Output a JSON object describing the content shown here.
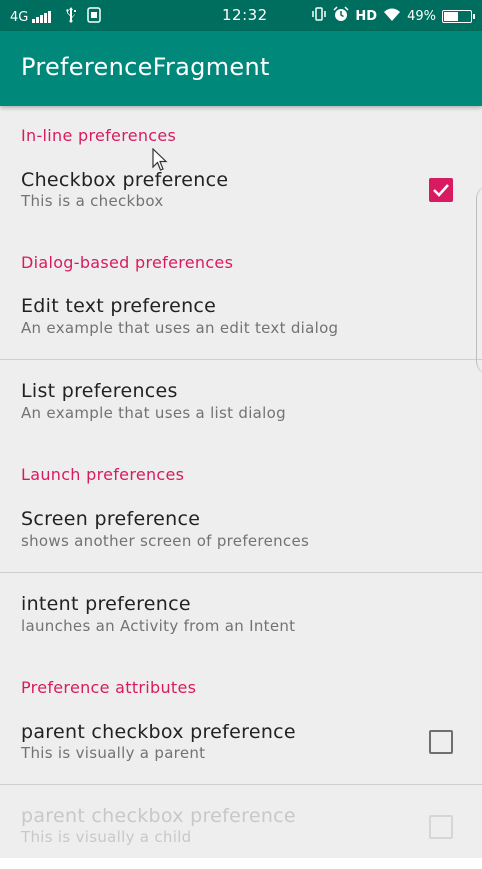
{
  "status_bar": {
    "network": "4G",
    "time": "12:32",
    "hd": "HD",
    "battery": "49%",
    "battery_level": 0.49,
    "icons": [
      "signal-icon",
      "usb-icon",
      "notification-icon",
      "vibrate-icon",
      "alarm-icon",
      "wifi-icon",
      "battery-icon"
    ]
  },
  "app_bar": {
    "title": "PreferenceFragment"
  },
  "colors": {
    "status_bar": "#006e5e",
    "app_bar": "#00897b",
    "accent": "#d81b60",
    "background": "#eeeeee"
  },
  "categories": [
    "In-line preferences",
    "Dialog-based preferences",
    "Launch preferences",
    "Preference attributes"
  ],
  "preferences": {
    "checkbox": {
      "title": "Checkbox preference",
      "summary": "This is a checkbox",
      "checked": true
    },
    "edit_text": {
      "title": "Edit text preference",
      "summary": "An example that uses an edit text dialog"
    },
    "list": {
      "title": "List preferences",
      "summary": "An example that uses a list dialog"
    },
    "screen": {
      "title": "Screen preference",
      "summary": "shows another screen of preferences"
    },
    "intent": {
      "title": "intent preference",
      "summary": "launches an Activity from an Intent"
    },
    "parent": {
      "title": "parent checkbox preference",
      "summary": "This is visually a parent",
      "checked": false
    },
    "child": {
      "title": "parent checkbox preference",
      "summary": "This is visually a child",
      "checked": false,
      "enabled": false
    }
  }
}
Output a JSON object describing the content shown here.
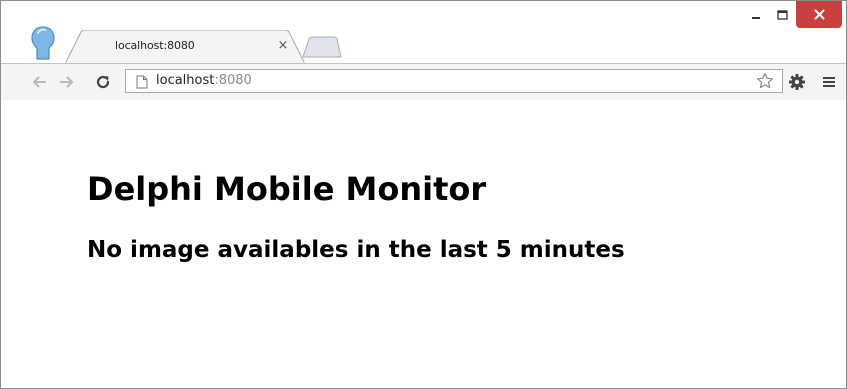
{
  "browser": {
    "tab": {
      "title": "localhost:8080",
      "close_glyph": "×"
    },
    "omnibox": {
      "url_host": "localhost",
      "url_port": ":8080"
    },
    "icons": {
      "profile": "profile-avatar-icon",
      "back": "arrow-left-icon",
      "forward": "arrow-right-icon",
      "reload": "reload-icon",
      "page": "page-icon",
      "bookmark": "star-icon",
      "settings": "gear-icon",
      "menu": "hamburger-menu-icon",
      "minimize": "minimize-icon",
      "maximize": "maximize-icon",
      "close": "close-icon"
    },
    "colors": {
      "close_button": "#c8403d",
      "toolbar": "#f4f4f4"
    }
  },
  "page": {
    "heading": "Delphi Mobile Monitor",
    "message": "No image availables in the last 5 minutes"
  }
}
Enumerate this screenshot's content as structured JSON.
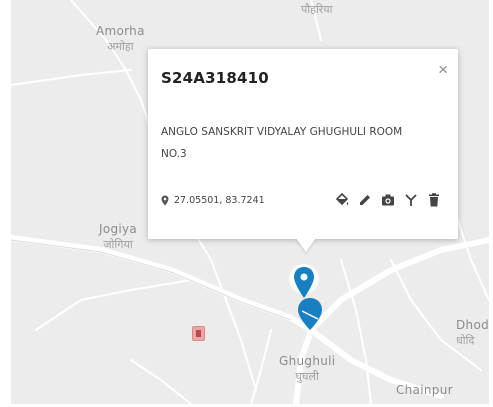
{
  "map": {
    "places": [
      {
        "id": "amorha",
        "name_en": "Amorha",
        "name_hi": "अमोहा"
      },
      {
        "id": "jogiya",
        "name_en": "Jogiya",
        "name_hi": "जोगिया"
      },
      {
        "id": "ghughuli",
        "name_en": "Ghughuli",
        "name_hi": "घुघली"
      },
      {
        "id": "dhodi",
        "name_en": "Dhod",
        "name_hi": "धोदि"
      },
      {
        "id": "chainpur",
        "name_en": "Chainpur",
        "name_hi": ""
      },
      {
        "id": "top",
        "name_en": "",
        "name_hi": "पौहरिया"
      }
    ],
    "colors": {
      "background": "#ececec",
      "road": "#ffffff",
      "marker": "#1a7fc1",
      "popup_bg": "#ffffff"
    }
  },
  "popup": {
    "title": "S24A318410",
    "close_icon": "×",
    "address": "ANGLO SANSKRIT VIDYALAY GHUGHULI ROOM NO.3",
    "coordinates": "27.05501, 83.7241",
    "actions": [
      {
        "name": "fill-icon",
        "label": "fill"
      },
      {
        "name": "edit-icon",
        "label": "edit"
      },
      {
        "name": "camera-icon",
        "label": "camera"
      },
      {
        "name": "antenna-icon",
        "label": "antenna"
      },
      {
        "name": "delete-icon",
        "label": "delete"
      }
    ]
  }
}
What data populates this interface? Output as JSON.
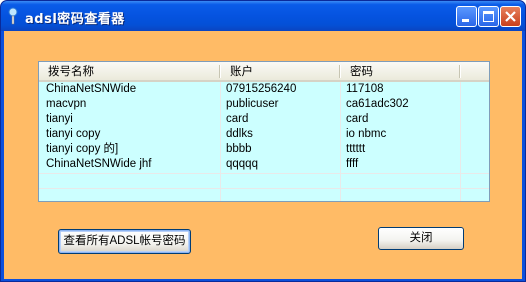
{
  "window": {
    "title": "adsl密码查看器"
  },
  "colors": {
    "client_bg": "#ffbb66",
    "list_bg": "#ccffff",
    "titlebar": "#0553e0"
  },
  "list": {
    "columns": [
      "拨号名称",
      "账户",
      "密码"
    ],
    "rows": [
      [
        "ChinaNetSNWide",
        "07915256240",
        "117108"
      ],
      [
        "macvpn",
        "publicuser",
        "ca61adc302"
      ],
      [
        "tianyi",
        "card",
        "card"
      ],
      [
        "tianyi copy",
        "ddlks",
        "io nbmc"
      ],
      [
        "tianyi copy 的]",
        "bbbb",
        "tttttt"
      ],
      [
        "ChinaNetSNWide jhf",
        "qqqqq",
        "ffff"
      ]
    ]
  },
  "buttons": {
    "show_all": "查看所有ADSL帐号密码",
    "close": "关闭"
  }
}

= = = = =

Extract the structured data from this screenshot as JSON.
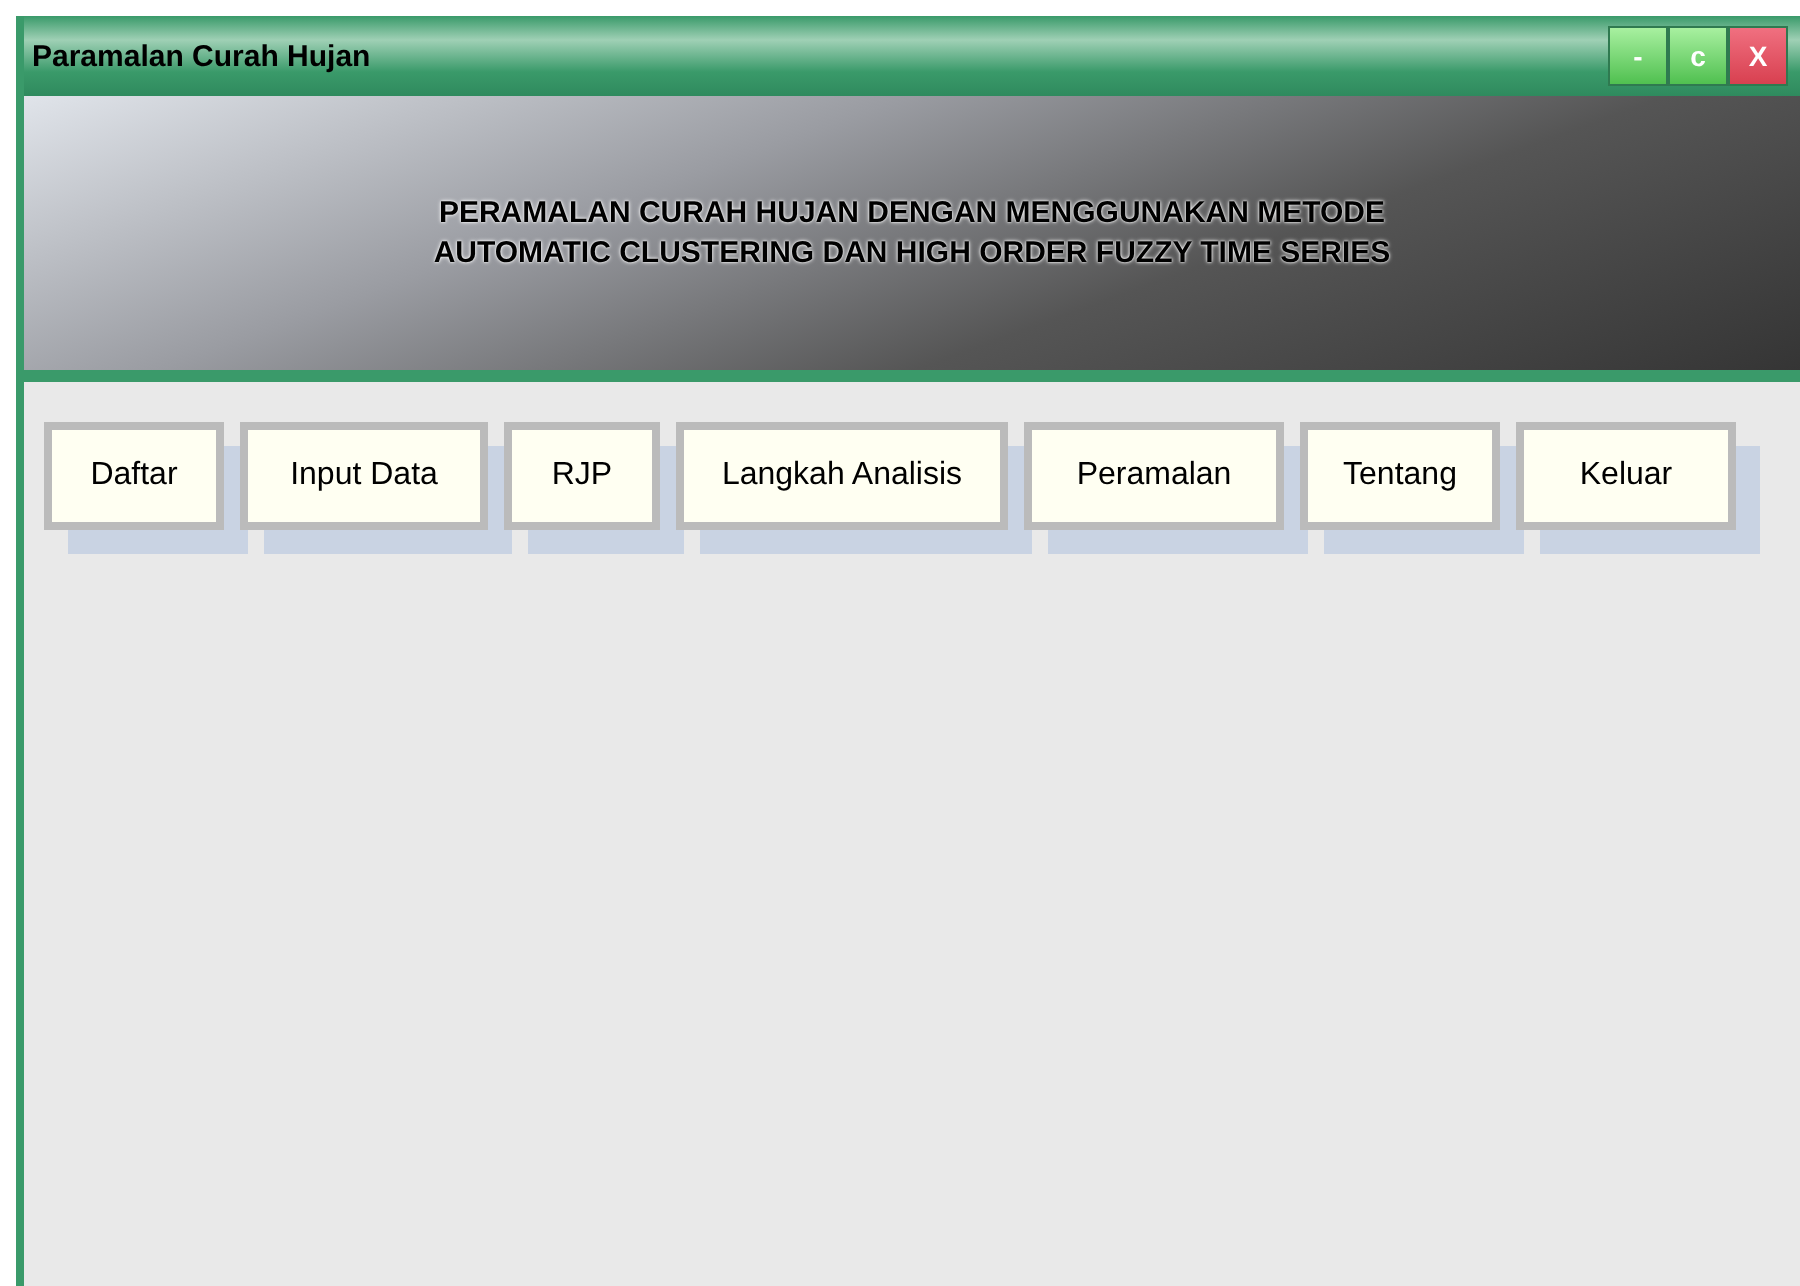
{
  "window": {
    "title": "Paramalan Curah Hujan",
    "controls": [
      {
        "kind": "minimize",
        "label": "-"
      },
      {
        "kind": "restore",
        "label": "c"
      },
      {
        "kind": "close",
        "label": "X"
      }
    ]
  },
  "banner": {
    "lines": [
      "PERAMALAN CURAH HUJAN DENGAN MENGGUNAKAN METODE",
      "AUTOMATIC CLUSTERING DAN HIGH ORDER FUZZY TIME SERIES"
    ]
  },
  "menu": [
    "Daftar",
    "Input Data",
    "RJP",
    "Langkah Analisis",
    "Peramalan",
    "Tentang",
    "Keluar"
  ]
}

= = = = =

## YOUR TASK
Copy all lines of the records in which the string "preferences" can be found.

## REPLY TO THE EXERCISE
    "In-line preferences",
    "Dialog-based preferences",
    "Launch preferences",
  "preferences": {
      "title": "List preferences",
      "summary": "shows another screen of preferences"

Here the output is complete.